The first brake is the couple or rather not having it. Almost half of the mothers (47.6%) and slightly more than half of the parents (54.25%) delay their desire to have offspring in Spain up to four years. Men and women argue that the main reason for not embarking on parenting is the absence of a stable relationship. They are, however, somewhat more determined in the face of motherhood: the lack of a partner worries 25% while it is thought by 29% of men. The conciliation and the future work are in the thoughts especially of the future mothers; a bad economic situation weighs more among the next parents, according to the latest fertility survey Statistics National Institute (INE), published this Tuesday.
"Things are changing, but still weighs the classic model in which the man feels more economically responsible for the home and the woman of care. We are still in transition, I guess the future will be more equal, "says Teresa Castro, demographer expert in fertility of the Higher Council for Scientific Research (CSIC) on the conclusions drawn from the latest INE work on fertility, with data from 2018 and that for the first time also discusses in detail the opinion of men.
An unfulfilled wish
More than half of women from 45 to 49 who have not had children, would have liked to have them. The percentage is similar in men. 57% of them also look back and think, at that age, that they wanted to have them. In your case, there is no biological limitation as clear as that of women but there are constraints that hinder the process. "It is true that at these ages men can still be parents, but we must take into account the social age. It stops being seen with adolescents at 65, "says Albert Esteve, demographer and director of the Center for Demographic Studies of the Autonomous University of Barcelona. "Although it is said that the reproductive window is longer for men, the latest fertility studies for them show that their fertility also drops a lot after 40," adds Castro.

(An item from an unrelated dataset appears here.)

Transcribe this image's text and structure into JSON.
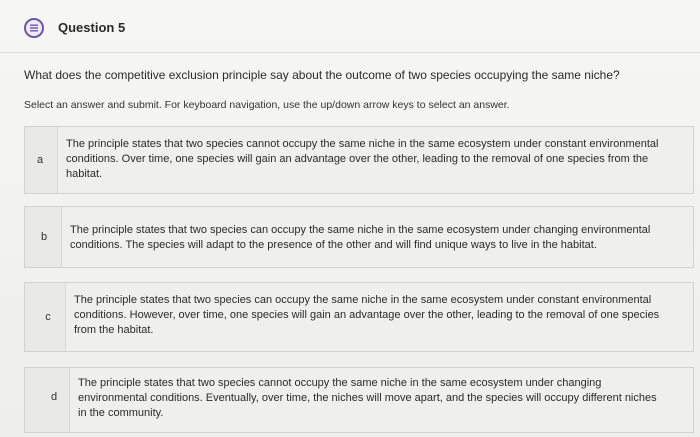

Both specialists consider that studying also data related to men helps to look for better solutions to the problem of low fertility in Spain. The delay of motherhood and fatherhood must be looked at early, adds Esteve. "The seed of this low fecundity is set at 25 years," explains the expert. The emancipation so late in Spain - where more than half of the young people of that age still live with their parents, compared to only 13% of countries like Denmark - delays the age of cohabitation as a couple and, consequently, the time of have children.
As with women, most of them want to have two children on average - almost half of those with 25 to 39 want it, and more than half of them for the rest of ages. And that aspiration stays halfway. The age range "critical" to bring creatures to the world, adds Esteve, is between 28 and 38 years. The delay of the emancipation that aims, added to the difficulties of conciliation and economic that they and they fear delays the decision. It is possible that they reach the first child, but it will be more complicated to reach the second. Spain is a country of unique children.
The average age at which the first child is born in Spain is close to 31 years, the highest in the European Union. Almost 80% of women between 25 and 29 years old and more than 95% of men under 30 have not yet had them, according to the INE's Fertility Survey. The percentage of women who have not yet been mothers is reduced to 27.8% among those between 35 and 39 years of age and 19.0% of those aged 40 and over.
In the case of men, the percentage that has only one child is around 20%, both for those aged 30 to 34 years and for those aged 40 and over, and reaches its maximum (24.4%) for those from 35 to 39 years old, according to the report.